When we’d finished listing our “concerns,” Clay’s teacher smiled and said he’d been busy figuring out where everything went in the classroom, learning that it was okay to participate during recess, and getting comfortable socially. Reading, she said, would come soon enough.
Okay, back to my dad. As hard as it is for me to imagine, my father used to be a child. His mother, very much a Jewish mother of her time, was also concerned. She worried about her son finding the best possible job. Fortunately, she knew just what that job was. Businesses could do well or badly, but there would always be sick people and those sick people would always need doctors; therefore, she felt my father should be a doctor. So my father went pre-med.
The kid couldn’t read and we wanted to know what his teacher was going to do about it.
It did not go well, what with all the blood, science, and sick people. And so — this is the part of the story I love — my father, who did not grow up around animals and who is terrified of dogs, cats, and anything else that isn’t human, decided to become a veterinarian. He figured that was close to being a doctor. Besides, if he wasn’t great at it, at least he wouldn’t be accidentally killing people.
That also didn’t go well.
Back to my son. Clay learned to read. Which is good, because he’s now a 19-year-old sophomore at Duke, where they seem to require that he read a book most every day. In fact, he just had me read a book that he read in college.
When I said I wanted to tell 2 stories that are actually one, here’s what I meant: My father was a terrible pre-med student and an even worse pre-veterinarian student, but he eventually became a very good businessman because stocks and investments are fascinating to him. He didn’t have to change who he was; he, like all of us, just had to find where he fit. My son wasn’t a skilled reader when he was young and, thankfully, I somehow managed not to get in the way by trying to change him. After speaking to his teacher, here’s what I did instead: I let him be.
I read to him, because he really liked that. I read him complicated books and simple books and books about baseball and, of course, Harry Potter books, because, duh, why wouldn’t I? Then one day he started to read, because it was time.

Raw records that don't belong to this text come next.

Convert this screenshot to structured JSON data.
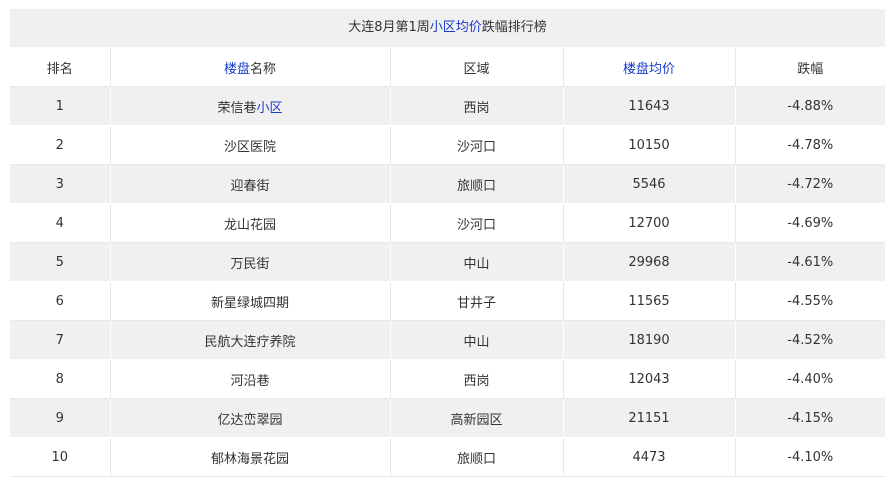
{
  "table": {
    "title_prefix": "大连8月第1周",
    "title_link": "小区均价",
    "title_suffix": "跌幅排行榜",
    "headers": {
      "rank": "排名",
      "name_link": "楼盘",
      "name_rest": "名称",
      "district": "区域",
      "price": "楼盘均价",
      "change": "跌幅"
    },
    "rows": [
      {
        "rank": "1",
        "name": "荣信巷",
        "name_link": "小区",
        "district": "西岗",
        "price": "11643",
        "change": "-4.88%"
      },
      {
        "rank": "2",
        "name": "沙区医院",
        "name_link": "",
        "district": "沙河口",
        "price": "10150",
        "change": "-4.78%"
      },
      {
        "rank": "3",
        "name": "迎春街",
        "name_link": "",
        "district": "旅顺口",
        "price": "5546",
        "change": "-4.72%"
      },
      {
        "rank": "4",
        "name": "龙山花园",
        "name_link": "",
        "district": "沙河口",
        "price": "12700",
        "change": "-4.69%"
      },
      {
        "rank": "5",
        "name": "万民街",
        "name_link": "",
        "district": "中山",
        "price": "29968",
        "change": "-4.61%"
      },
      {
        "rank": "6",
        "name": "新星绿城四期",
        "name_link": "",
        "district": "甘井子",
        "price": "11565",
        "change": "-4.55%"
      },
      {
        "rank": "7",
        "name": "民航大连疗养院",
        "name_link": "",
        "district": "中山",
        "price": "18190",
        "change": "-4.52%"
      },
      {
        "rank": "8",
        "name": "河沿巷",
        "name_link": "",
        "district": "西岗",
        "price": "12043",
        "change": "-4.40%"
      },
      {
        "rank": "9",
        "name": "亿达峦翠园",
        "name_link": "",
        "district": "高新园区",
        "price": "21151",
        "change": "-4.15%"
      },
      {
        "rank": "10",
        "name": "郁林海景花园",
        "name_link": "",
        "district": "旅顺口",
        "price": "4473",
        "change": "-4.10%"
      }
    ]
  },
  "colors": {
    "link": "#1a3cc8",
    "stripe": "#f0f0f0",
    "text": "#333333"
  }
}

I have 3 kids, one of whom I adopted from Ethiopia when he was 5. I have, over the years, sometimes grown concerned (anxious, worried, troubled) about who those kids were and who they weren’t. I have worried that my son from Ethiopia was too loud and silly, that my daughter was too quiet, and that my son would never make it in the world if he couldn’t learn to read as fast as the other kids. Luckily for me, and my kids, every time I do worry, I think about how glad I am that my father who hates blood and sick people didn’t become a doctor, and how even more glad I am that I enjoyed reading to my son until he could read to himself. Because, I know now, people move at different speeds to different destinations. And the world needs all of them. Writers and doctors, silly and serious, and all of the rest. My kids are fine. So, for that matter, is my dad.
Oh, and by the way, I read that book my son read in college and I didn’t understand a word of it. Luckily, my son says he’s going to explain it to me the next time we see each other. Besides, he figures the world needs all kinds of people — and that I’m probably fine exactly as I am.
Claude Knobler is the author of “More Love (Less Panic) 7 Lessons About Life, Love, and Parenting I Learned After We Adopted Our Son From Ethiopia.”